• Instructions for the task
Retype the following data exactly, but leave its pictures out.

• Supplied data
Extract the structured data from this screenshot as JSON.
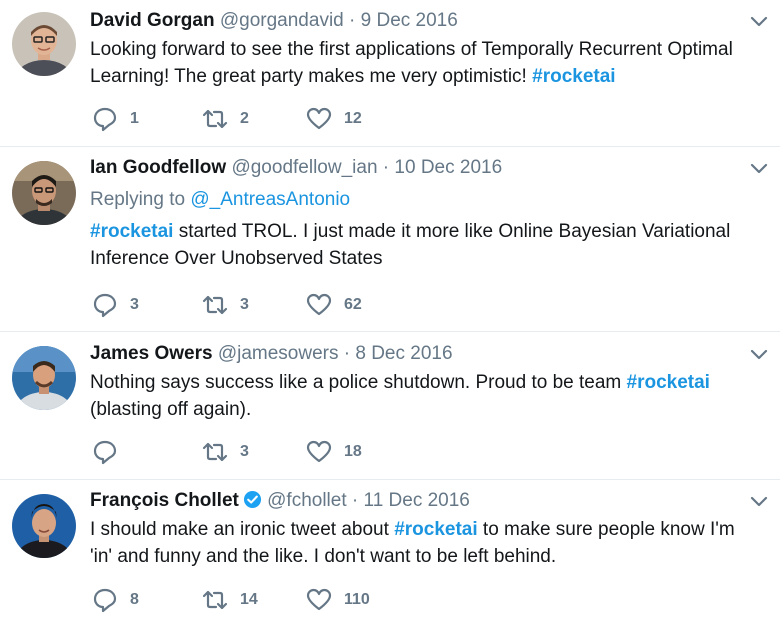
{
  "tweets": [
    {
      "name": "David Gorgan",
      "handle": "@gorgandavid",
      "separator": "·",
      "date": "9 Dec 2016",
      "verified": false,
      "reply_prefix": "",
      "reply_to": "",
      "text_before": "Looking forward to see the first applications of Temporally Recurrent Optimal Learning! The great party makes me very optimistic! ",
      "hashtag": "#rocketai",
      "text_after": "",
      "replies": "1",
      "retweets": "2",
      "likes": "12"
    },
    {
      "name": "Ian Goodfellow",
      "handle": "@goodfellow_ian",
      "separator": "·",
      "date": "10 Dec 2016",
      "verified": false,
      "reply_prefix": "Replying to ",
      "reply_to": "@_AntreasAntonio",
      "text_before": "",
      "hashtag": "#rocketai",
      "text_after": " started TROL. I just made it more like Online Bayesian Variational Inference Over Unobserved States",
      "replies": "3",
      "retweets": "3",
      "likes": "62"
    },
    {
      "name": "James Owers",
      "handle": "@jamesowers",
      "separator": "·",
      "date": "8 Dec 2016",
      "verified": false,
      "reply_prefix": "",
      "reply_to": "",
      "text_before": "Nothing says success like a police shutdown. Proud to be team ",
      "hashtag": "#rocketai",
      "text_after": " (blasting off again).",
      "replies": "",
      "retweets": "3",
      "likes": "18"
    },
    {
      "name": "François Chollet",
      "handle": "@fchollet",
      "separator": "·",
      "date": "11 Dec 2016",
      "verified": true,
      "reply_prefix": "",
      "reply_to": "",
      "text_before": "I should make an ironic tweet about ",
      "hashtag": "#rocketai",
      "text_after": " to make sure people know I'm 'in' and funny and the like. I don't want to be left behind.",
      "replies": "8",
      "retweets": "14",
      "likes": "110"
    }
  ],
  "icons": {
    "reply": "reply-icon",
    "retweet": "retweet-icon",
    "like": "heart-icon",
    "more": "chevron-down-icon",
    "verified": "verified-badge-icon"
  },
  "colors": {
    "link": "#1b95e0",
    "muted": "#657786",
    "text": "#14171a",
    "divider": "#e6ecf0"
  }
}
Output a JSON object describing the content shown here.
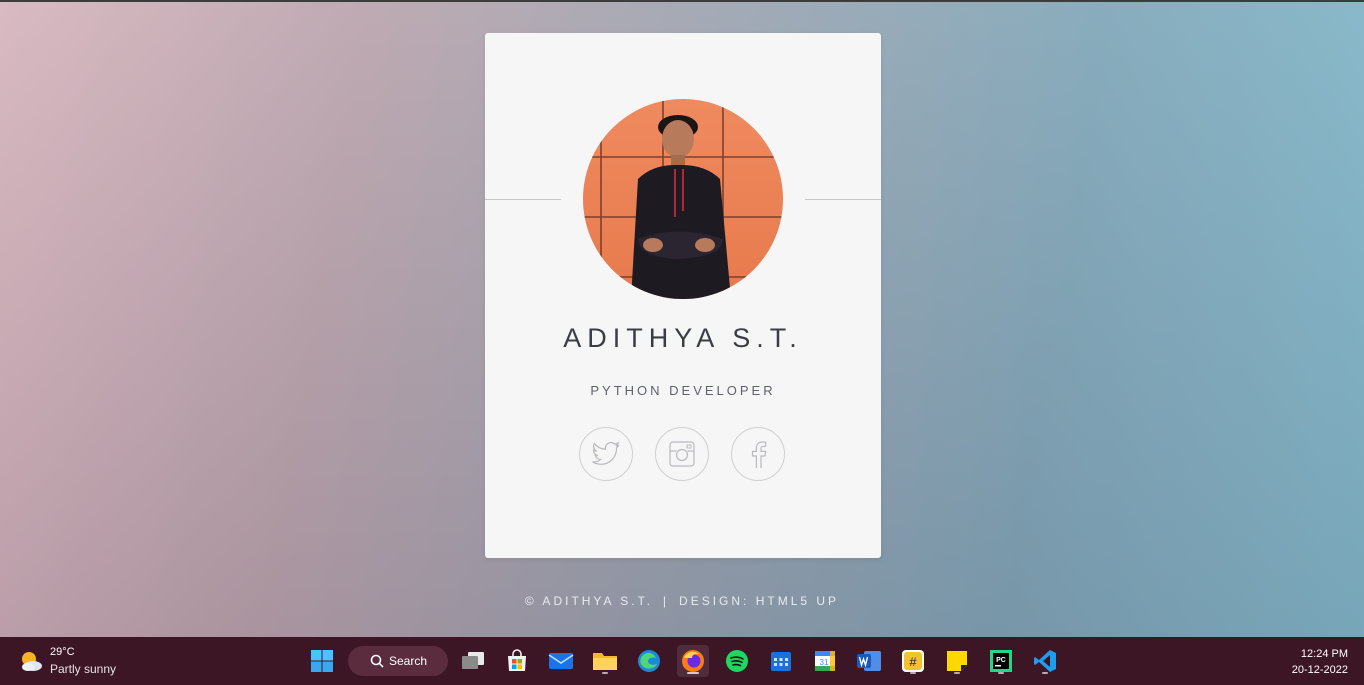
{
  "profile": {
    "name": "ADITHYA S.T.",
    "role": "PYTHON DEVELOPER",
    "socials": [
      {
        "icon": "twitter-icon",
        "label": "Twitter"
      },
      {
        "icon": "instagram-icon",
        "label": "Instagram"
      },
      {
        "icon": "facebook-icon",
        "label": "Facebook"
      }
    ]
  },
  "footer": {
    "copyright": "© ADITHYA S.T.",
    "separator": "|",
    "design": "DESIGN: HTML5 UP"
  },
  "taskbar": {
    "weather": {
      "temp": "29°C",
      "condition": "Partly sunny",
      "icon": "partly-sunny-icon"
    },
    "search_label": "Search",
    "apps": [
      "start",
      "task-view",
      "microsoft-store",
      "mail",
      "file-explorer",
      "edge",
      "firefox",
      "spotify",
      "calendar",
      "google-calendar",
      "word",
      "slack",
      "sticky-notes",
      "pycharm",
      "vscode"
    ],
    "clock": {
      "time": "12:24 PM",
      "date": "20-12-2022"
    }
  },
  "colors": {
    "card": "#f6f6f7",
    "taskbar": "#3d1626",
    "avatar_bg": "#ef8a5f"
  }
}
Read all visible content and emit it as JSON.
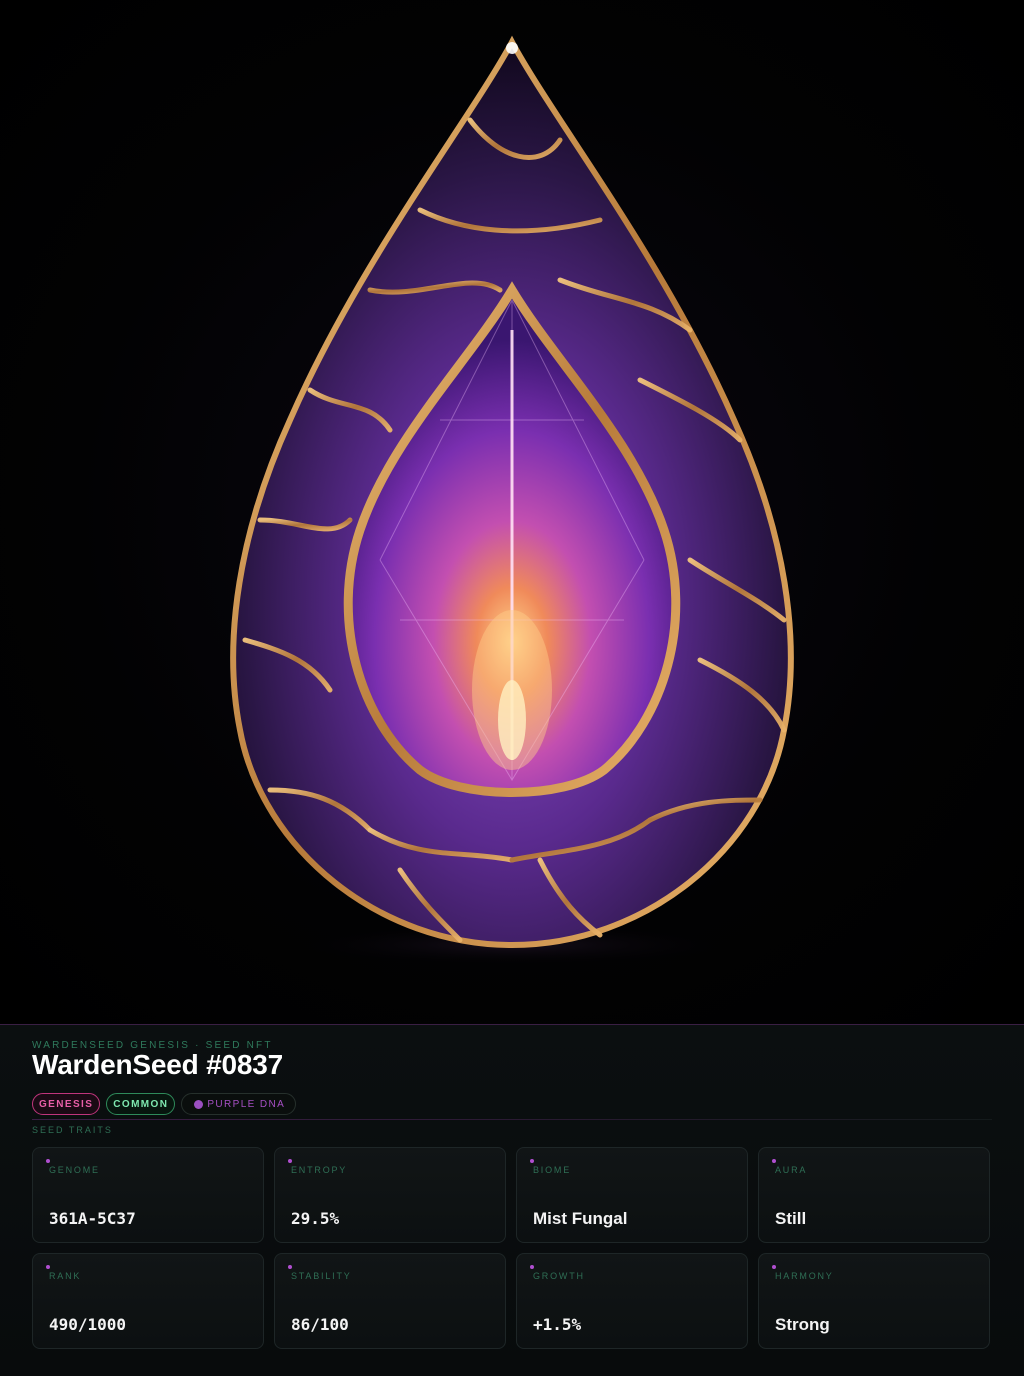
{
  "artwork": {
    "subject": "purple-crystal-teardrop-seed-with-gold-veins-icon"
  },
  "header": {
    "eyebrow": "WARDENSEED GENESIS · SEED NFT",
    "title": "WardenSeed #0837"
  },
  "badges": {
    "genesis": "GENESIS",
    "common": "COMMON",
    "dna": "PURPLE DNA"
  },
  "traits": {
    "section_label": "SEED TRAITS",
    "items": [
      {
        "label": "GENOME",
        "value": "361A-5C37"
      },
      {
        "label": "ENTROPY",
        "value": "29.5%"
      },
      {
        "label": "BIOME",
        "value": "Mist Fungal"
      },
      {
        "label": "AURA",
        "value": "Still"
      },
      {
        "label": "RANK",
        "value": "490/1000"
      },
      {
        "label": "STABILITY",
        "value": "86/100"
      },
      {
        "label": "GROWTH",
        "value": "+1.5%"
      },
      {
        "label": "HARMONY",
        "value": "Strong"
      }
    ]
  },
  "colors": {
    "background": "#000000",
    "panel": "#0b0f10",
    "accent_pink": "#e85fa8",
    "accent_green": "#7fe8b0",
    "accent_purple": "#9a4fc0",
    "label_green": "#2f6f55",
    "gold": "#c8924a"
  }
}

• Solved problem
Extract the structured data from this screenshot as JSON.
{
  "tweets": [
    {
      "name": "David Gorgan",
      "handle": "@gorgandavid",
      "separator": "·",
      "date": "9 Dec 2016",
      "verified": false,
      "reply_prefix": "",
      "reply_to": "",
      "text_before": "Looking forward to see the first applications of Temporally Recurrent Optimal Learning! The great party makes me very optimistic! ",
      "hashtag": "#rocketai",
      "text_after": "",
      "replies": "1",
      "retweets": "2",
      "likes": "12"
    },
    {
      "name": "Ian Goodfellow",
      "handle": "@goodfellow_ian",
      "separator": "·",
      "date": "10 Dec 2016",
      "verified": false,
      "reply_prefix": "Replying to ",
      "reply_to": "@_AntreasAntonio",
      "text_before": "",
      "hashtag": "#rocketai",
      "text_after": " started TROL. I just made it more like Online Bayesian Variational Inference Over Unobserved States",
      "replies": "3",
      "retweets": "3",
      "likes": "62"
    },
    {
      "name": "James Owers",
      "handle": "@jamesowers",
      "separator": "·",
      "date": "8 Dec 2016",
      "verified": false,
      "reply_prefix": "",
      "reply_to": "",
      "text_before": "Nothing says success like a police shutdown. Proud to be team ",
      "hashtag": "#rocketai",
      "text_after": " (blasting off again).",
      "replies": "",
      "retweets": "3",
      "likes": "18"
    },
    {
      "name": "François Chollet",
      "handle": "@fchollet",
      "separator": "·",
      "date": "11 Dec 2016",
      "verified": true,
      "reply_prefix": "",
      "reply_to": "",
      "text_before": "I should make an ironic tweet about ",
      "hashtag": "#rocketai",
      "text_after": " to make sure people know I'm 'in' and funny and the like. I don't want to be left behind.",
      "replies": "8",
      "retweets": "14",
      "likes": "110"
    }
  ],
  "icons": {
    "reply": "reply-icon",
    "retweet": "retweet-icon",
    "like": "heart-icon",
    "more": "chevron-down-icon",
    "verified": "verified-badge-icon"
  },
  "colors": {
    "link": "#1b95e0",
    "muted": "#657786",
    "text": "#14171a",
    "divider": "#e6ecf0"
  }
}
Output a JSON object describing the content shown here.
{
  "profile": {
    "name": "ADITHYA S.T.",
    "role": "PYTHON DEVELOPER",
    "socials": [
      {
        "icon": "twitter-icon",
        "label": "Twitter"
      },
      {
        "icon": "instagram-icon",
        "label": "Instagram"
      },
      {
        "icon": "facebook-icon",
        "label": "Facebook"
      }
    ]
  },
  "footer": {
    "copyright": "© ADITHYA S.T.",
    "separator": "|",
    "design": "DESIGN: HTML5 UP"
  },
  "taskbar": {
    "weather": {
      "temp": "29°C",
      "condition": "Partly sunny",
      "icon": "partly-sunny-icon"
    },
    "search_label": "Search",
    "apps": [
      "start",
      "task-view",
      "microsoft-store",
      "mail",
      "file-explorer",
      "edge",
      "firefox",
      "spotify",
      "calendar",
      "google-calendar",
      "word",
      "slack",
      "sticky-notes",
      "pycharm",
      "vscode"
    ],
    "clock": {
      "time": "12:24 PM",
      "date": "20-12-2022"
    }
  },
  "colors": {
    "card": "#f6f6f7",
    "taskbar": "#3d1626",
    "avatar_bg": "#ef8a5f"
  }
}
Read all visible content and emit it as JSON.
{
  "artwork": {
    "subject": "purple-crystal-teardrop-seed-with-gold-veins-icon"
  },
  "header": {
    "eyebrow": "WARDENSEED GENESIS · SEED NFT",
    "title": "WardenSeed #0837"
  },
  "badges": {
    "genesis": "GENESIS",
    "common": "COMMON",
    "dna": "PURPLE DNA"
  },
  "traits": {
    "section_label": "SEED TRAITS",
    "items": [
      {
        "label": "GENOME",
        "value": "361A-5C37"
      },
      {
        "label": "ENTROPY",
        "value": "29.5%"
      },
      {
        "label": "BIOME",
        "value": "Mist Fungal"
      },
      {
        "label": "AURA",
        "value": "Still"
      },
      {
        "label": "RANK",
        "value": "490/1000"
      },
      {
        "label": "STABILITY",
        "value": "86/100"
      },
      {
        "label": "GROWTH",
        "value": "+1.5%"
      },
      {
        "label": "HARMONY",
        "value": "Strong"
      }
    ]
  },
  "colors": {
    "background": "#000000",
    "panel": "#0b0f10",
    "accent_pink": "#e85fa8",
    "accent_green": "#7fe8b0",
    "accent_purple": "#9a4fc0",
    "label_green": "#2f6f55",
    "gold": "#c8924a"
  }
}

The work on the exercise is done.